Howard Donaldson, president of DigiBC, which produced the event, said that the 25 were “companies who are working on breakthrough technology”. They included small and large organizations that were both new and established, and represented a number of different sectors.
Among them, Internet applications including Hootsuite’s social media management tools, the dating website Plenty of Fish, identity verification from Trulioo (get it? “truly you”), and Payfirma and PayWith e-commerce solutions.
Recon was on hand with its Jet heads-up display, which is like Google Glass but mounted to Oakley-type sunglasses, and designed for “high intensity environments” like cycling, skiing, and snowboarding.
Also in the showcase were power and energy technologies like Elix Wireless’s charging and medical solutions and the surgical nurse training simulation app from Conquer Mobile.
Electronic Arts Canada was on hand showing the technology that went into the development of it’s mixed martial arts video game, EA Sports UFC, arriving on the PS4 and Xbox One in June.
Other entertainment technologies included CineCoup and Gener8, a company founded by former EA and Radical Entertainment exec Rory Armes and featuring the talents of former Radical studio head Tim Bennison and executive Danielle Rockel. Rockel explained that Gener8 has developed proprietary technology to convert 2-D films into 3-D, and has worked on the likes of 300: Rise of an Empire and Iron Man 3. Gener8 will also be converting The Grandmaster, written and directed by Wong Kar-wai and released in 2013, about the life of the man who trained Bruce Lee.
And leading the category of “that happens in B.C.?” was Burnaby’s D-Wave, which is a foremost quantum computer researcher and manufacturer. While conventional computers store data in bits, which are represented by zeroes and ones, quantum computers use “qubits” which can “exist in a state of zero and one simultaneously”. D-Wave quantum computing systems are being used by the likes of NASA and Google.

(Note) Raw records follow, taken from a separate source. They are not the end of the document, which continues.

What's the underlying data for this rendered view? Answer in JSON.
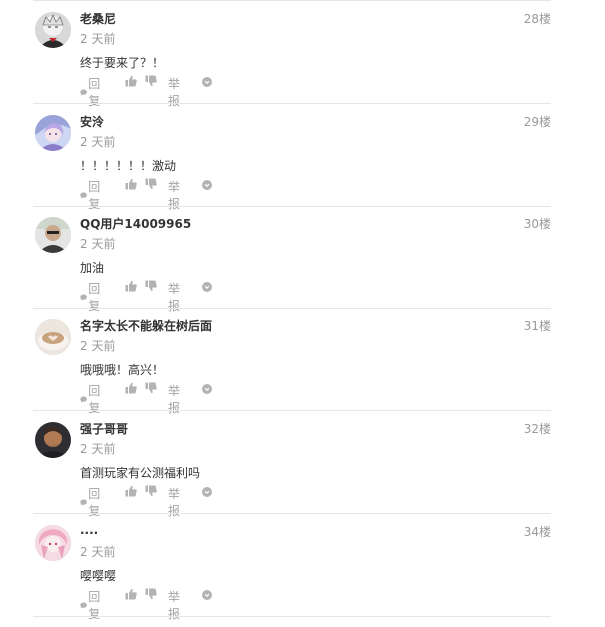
{
  "actions": {
    "reply_label": "回复",
    "report_label": "举报"
  },
  "comments": [
    {
      "username": "老桑尼",
      "time": "2 天前",
      "floor": "28楼",
      "content": "终于要来了？！"
    },
    {
      "username": "安泠",
      "time": "2 天前",
      "floor": "29楼",
      "content": "！！！！！！激动"
    },
    {
      "username": "QQ用户14009965",
      "time": "2 天前",
      "floor": "30楼",
      "content": "加油"
    },
    {
      "username": "名字太长不能躲在树后面",
      "time": "2 天前",
      "floor": "31楼",
      "content": "哦哦哦！高兴！"
    },
    {
      "username": "强子哥哥",
      "time": "2 天前",
      "floor": "32楼",
      "content": "首测玩家有公测福利吗"
    },
    {
      "username": "....",
      "time": "2 天前",
      "floor": "34楼",
      "content": "嘤嘤嘤"
    }
  ],
  "colors": {
    "text_primary": "#333333",
    "text_secondary": "#999999",
    "action_grey": "#a3a3a3",
    "divider": "#e6e6e6"
  },
  "icons": [
    "speech-bubble-icon",
    "thumbs-up-icon",
    "thumbs-down-icon",
    "more-circle-icon"
  ]
}
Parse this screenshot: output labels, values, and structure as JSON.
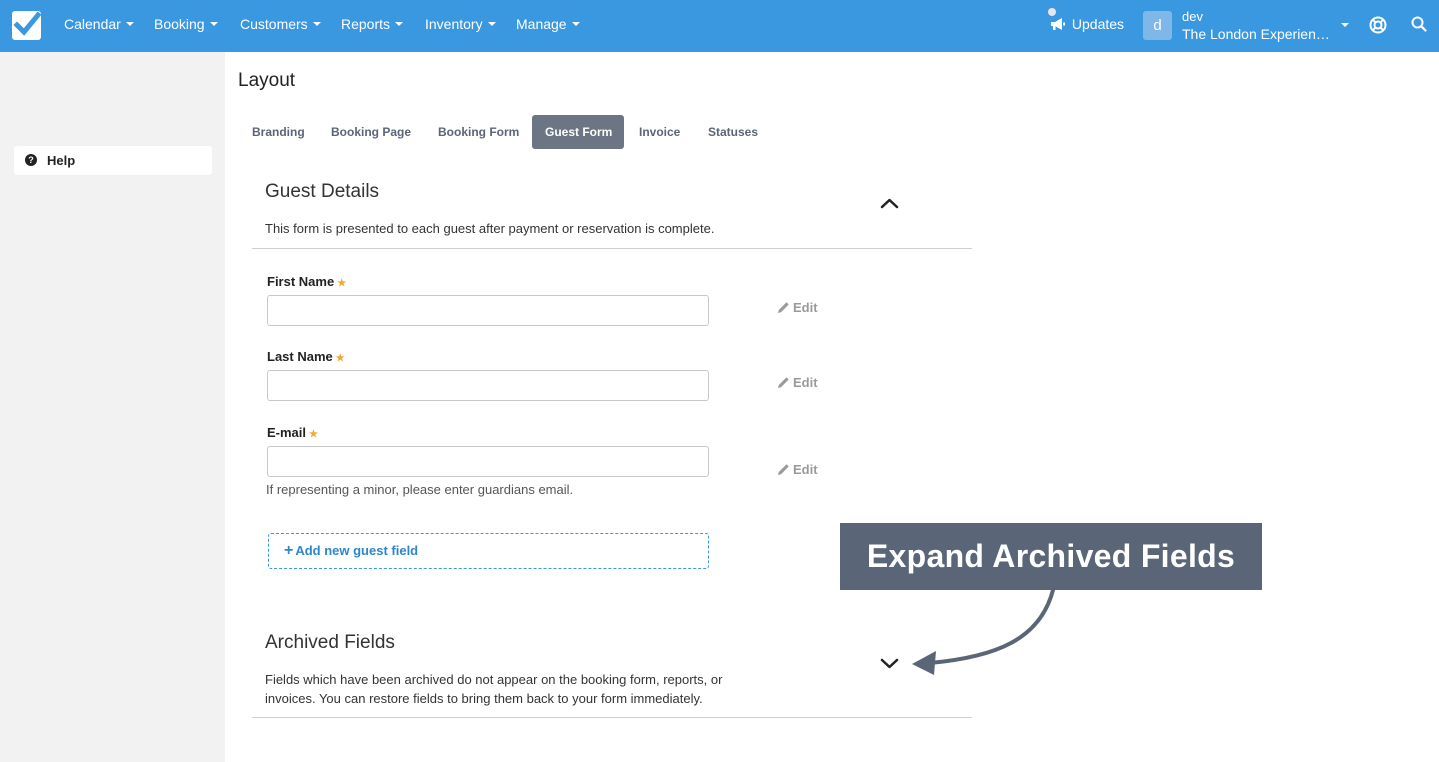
{
  "nav": {
    "items": [
      "Calendar",
      "Booking",
      "Customers",
      "Reports",
      "Inventory",
      "Manage"
    ],
    "updates_label": "Updates",
    "avatar_letter": "d",
    "user_name": "dev",
    "org_name": "The London Experience Ltd"
  },
  "sidebar": {
    "help_label": "Help"
  },
  "page": {
    "title": "Layout",
    "tabs": [
      "Branding",
      "Booking Page",
      "Booking Form",
      "Guest Form",
      "Invoice",
      "Statuses"
    ],
    "active_tab": "Guest Form"
  },
  "guest_details": {
    "title": "Guest Details",
    "description": "This form is presented to each guest after payment or reservation is complete.",
    "fields": [
      {
        "label": "First Name",
        "required": true,
        "value": "",
        "edit_label": "Edit"
      },
      {
        "label": "Last Name",
        "required": true,
        "value": "",
        "edit_label": "Edit"
      },
      {
        "label": "E-mail",
        "required": true,
        "value": "",
        "edit_label": "Edit",
        "help": "If representing a minor, please enter guardians email."
      }
    ],
    "add_field_label": "Add new guest field",
    "expanded": true
  },
  "archived": {
    "title": "Archived Fields",
    "description_line1": "Fields which have been archived do not appear on the booking form, reports, or",
    "description_line2": "invoices. You can restore fields to bring them back to your form immediately.",
    "expanded": false
  },
  "annotation": {
    "text": "Expand Archived Fields"
  },
  "colors": {
    "nav_bg": "#3a98e0",
    "active_tab_bg": "#6c7583",
    "required_star": "#f0a92b",
    "link": "#2f86cc",
    "callout_bg": "#5a6577"
  }
}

Later in the evening was a presentation of awards to companies deemed to have the most outstanding innovation. In his opening remarks, Donaldson said that a “do it at all cost attitude is central to innovation”.

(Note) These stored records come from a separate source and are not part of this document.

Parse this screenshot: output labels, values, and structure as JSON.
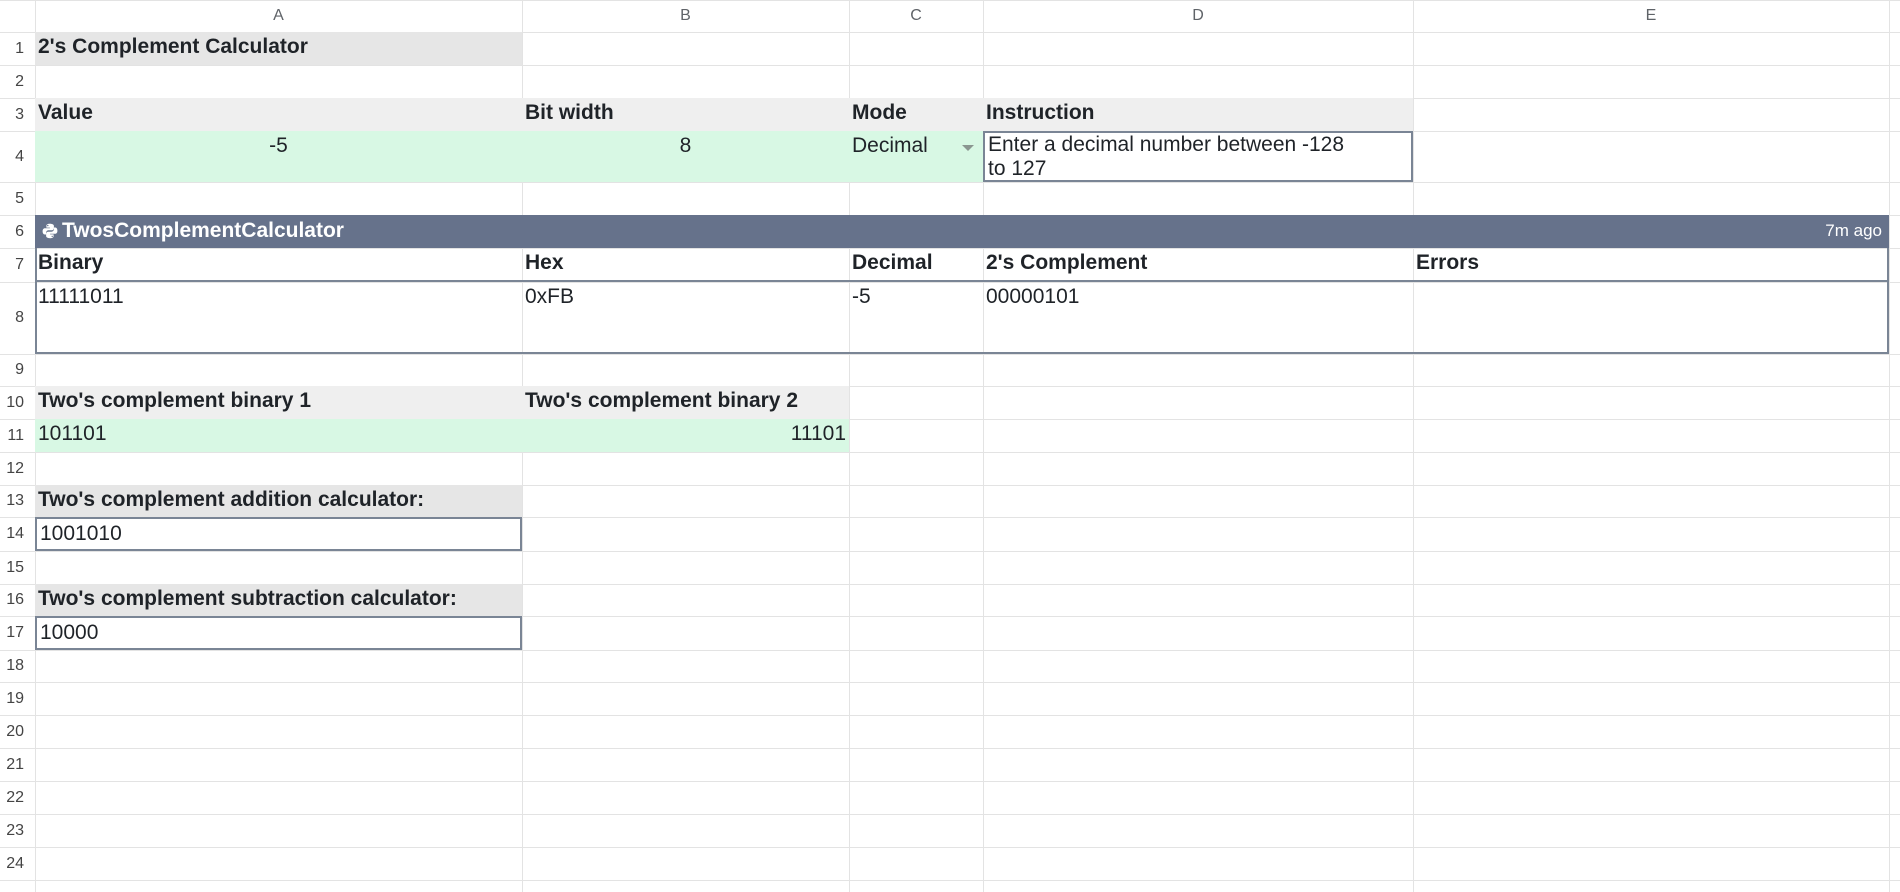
{
  "columns": [
    "A",
    "B",
    "C",
    "D",
    "E"
  ],
  "rows": [
    "1",
    "2",
    "3",
    "4",
    "5",
    "6",
    "7",
    "8",
    "9",
    "10",
    "11",
    "12",
    "13",
    "14",
    "15",
    "16",
    "17",
    "18",
    "19",
    "20",
    "21",
    "22",
    "23",
    "24"
  ],
  "title": "2's Complement Calculator",
  "inputs": {
    "value_label": "Value",
    "bitwidth_label": "Bit width",
    "mode_label": "Mode",
    "instruction_label": "Instruction",
    "value": "-5",
    "bitwidth": "8",
    "mode": "Decimal",
    "instruction_line1": "Enter a decimal number between -128",
    "instruction_line2": "to 127"
  },
  "calculator": {
    "name": "TwosComplementCalculator",
    "updated": "7m ago",
    "headers": [
      "Binary",
      "Hex",
      "Decimal",
      "2's Complement",
      "Errors"
    ],
    "row": [
      "11111011",
      "0xFB",
      "-5",
      "00000101",
      ""
    ]
  },
  "binary_inputs": {
    "label1": "Two's complement binary 1",
    "label2": "Two's complement binary 2",
    "value1": "101101",
    "value2": "11101"
  },
  "addition": {
    "label": "Two's complement addition calculator:",
    "result": "1001010"
  },
  "subtraction": {
    "label": "Two's complement subtraction calculator:",
    "result": "10000"
  },
  "colors": {
    "header_gray": "#e6e6e6",
    "input_green": "#d8f8e4",
    "banner": "#66728b"
  }
}
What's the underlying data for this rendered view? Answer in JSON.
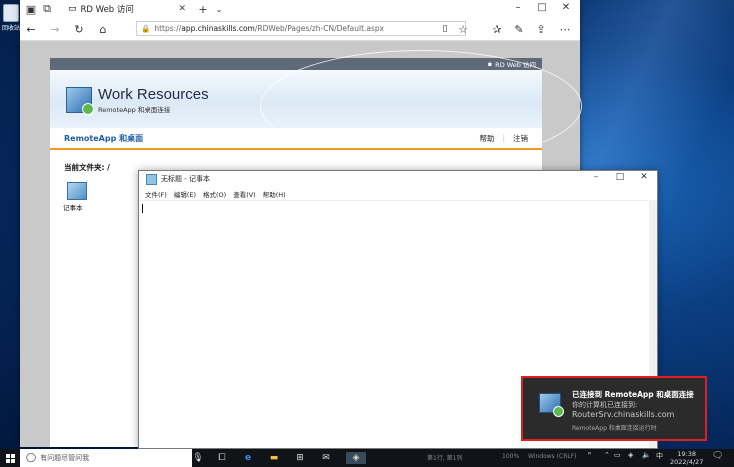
{
  "desktop": {
    "icon_label": "回收站"
  },
  "browser": {
    "tab_title": "RD Web 访问",
    "url_prefix": "https://",
    "url_domain": "app.chinaskills.com",
    "url_path": "/RDWeb/Pages/zh-CN/Default.aspx"
  },
  "rdweb": {
    "top_link": "RD Web 访问",
    "title": "Work Resources",
    "subtitle": "RemoteApp 和桌面连接",
    "nav_left": "RemoteApp 和桌面",
    "help": "帮助",
    "logout": "注销",
    "current_folder": "当前文件夹: /",
    "app_label": "记事本"
  },
  "notepad": {
    "title": "无标题 - 记事本",
    "menu": [
      "文件(F)",
      "编辑(E)",
      "格式(O)",
      "查看(V)",
      "帮助(H)"
    ]
  },
  "toast": {
    "title": "已连接到 RemoteApp 和桌面连接",
    "line1": "你的计算机已连接到:",
    "line2": "RouterSrv.chinaskills.com",
    "line3": "RemoteApp 和桌面连接运行时"
  },
  "taskbar": {
    "search_placeholder": "有问题尽管问我",
    "status_row": "第1行, 第1列",
    "zoom": "100%",
    "encoding": "Windows (CRLF)",
    "ime": "中",
    "time": "19:38",
    "date": "2022/4/27"
  }
}
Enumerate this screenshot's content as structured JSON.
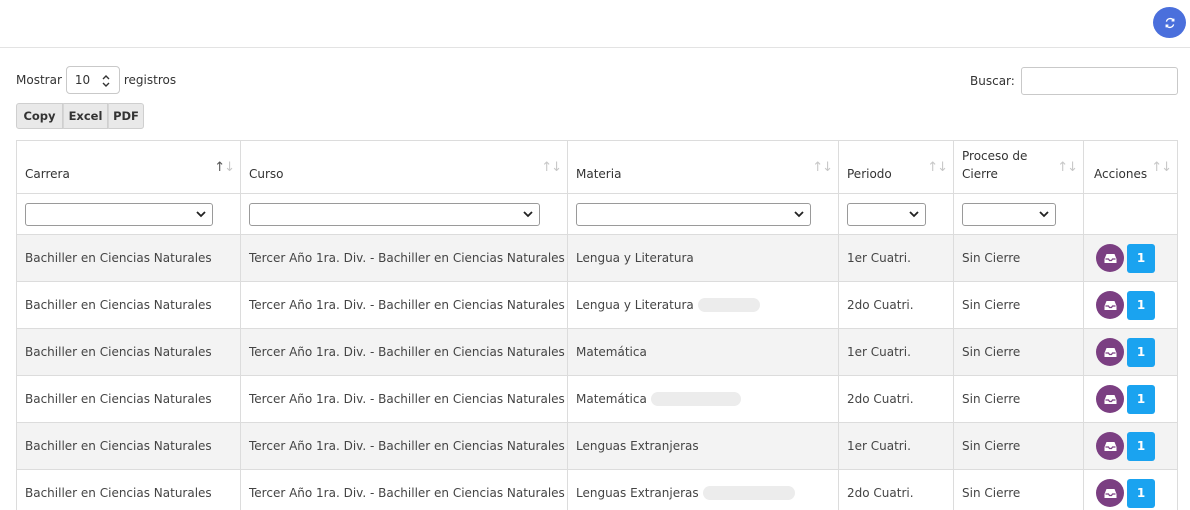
{
  "length_menu": {
    "prefix": "Mostrar",
    "value": "10",
    "suffix": "registros"
  },
  "search": {
    "label": "Buscar:",
    "value": ""
  },
  "export_buttons": [
    "Copy",
    "Excel",
    "PDF"
  ],
  "table": {
    "columns": [
      "Carrera",
      "Curso",
      "Materia",
      "Periodo",
      "Proceso de Cierre",
      "Acciones"
    ],
    "rows": [
      {
        "carrera": "Bachiller en Ciencias Naturales",
        "curso": "Tercer Año 1ra. Div. - Bachiller en Ciencias Naturales",
        "materia": "Lengua y Literatura",
        "periodo": "1er Cuatri.",
        "cierre": "Sin Cierre",
        "badge": "1"
      },
      {
        "carrera": "Bachiller en Ciencias Naturales",
        "curso": "Tercer Año 1ra. Div. - Bachiller en Ciencias Naturales",
        "materia": "Lengua y Literatura",
        "periodo": "2do Cuatri.",
        "cierre": "Sin Cierre",
        "badge": "1"
      },
      {
        "carrera": "Bachiller en Ciencias Naturales",
        "curso": "Tercer Año 1ra. Div. - Bachiller en Ciencias Naturales",
        "materia": "Matemática",
        "periodo": "1er Cuatri.",
        "cierre": "Sin Cierre",
        "badge": "1"
      },
      {
        "carrera": "Bachiller en Ciencias Naturales",
        "curso": "Tercer Año 1ra. Div. - Bachiller en Ciencias Naturales",
        "materia": "Matemática",
        "periodo": "2do Cuatri.",
        "cierre": "Sin Cierre",
        "badge": "1"
      },
      {
        "carrera": "Bachiller en Ciencias Naturales",
        "curso": "Tercer Año 1ra. Div. - Bachiller en Ciencias Naturales",
        "materia": "Lenguas Extranjeras",
        "periodo": "1er Cuatri.",
        "cierre": "Sin Cierre",
        "badge": "1"
      },
      {
        "carrera": "Bachiller en Ciencias Naturales",
        "curso": "Tercer Año 1ra. Div. - Bachiller en Ciencias Naturales",
        "materia": "Lenguas Extranjeras",
        "periodo": "2do Cuatri.",
        "cierre": "Sin Cierre",
        "badge": "1"
      }
    ]
  },
  "colors": {
    "refresh": "#4a6fdc",
    "inbox_button": "#7b3f82",
    "badge_button": "#1aa3f0"
  },
  "icons": {
    "refresh": "refresh-icon",
    "inbox": "inbox-icon",
    "sort": "sort-arrows-icon",
    "dropdown": "chevron-down-icon"
  }
}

“I congratulate the companies for stepping outside the status quo,” he added.
The five finalists for most innovative tech company were Avigilon, Captherm, D-Wave, General Fusion, and Urthecast. Representatives from the five companies were subjected to a series of questions from a judging panel to determine the gold, silver, and bronze winners.
Avigilon develops high-definition security video provider. Captherm has a new cooling technology that is superior to other cooling solutions. General Fusion hopes to prove its technology in the next two years, and claims to be only eight years away from commercialization of fusion reactor power plants. Urthecast is able to provide Earth images at a low cost, and is only months away from delivering high-definition images of the planet from space to our televisions and computers.
Awards went to:
- Audience choice award: Fusion Pipe Software Solutions (cybersecurity services)
- Bronze award: Avigilon
- Silver award: D-Wave Systems
- Gold award: General Fusion
In addressing the crowd during the awards, Andrew Wilkinson, minister of technology, innovation, and citizen’s services, admitted that the tech industry’s GDP is bigger than all the province’s resource industries combined.
But then, in a keynote address, Andrew Harries, founder of Sierra Wireless and now a venture capitalist, talked about seeing a sign that read, “Yes to clean jobs, no to pipelines” and said that he was fully supportive of the idea, but that the tech sector would have to significantly “up its game” if it planned to replace the revenues generated by resource extraction.
It still seems short-sighted of Premier Christy Clark to be reticent in publicly acknowledging the importance of the tech sector to B.C. And to gamble all our futures on something as tenuous as LNG.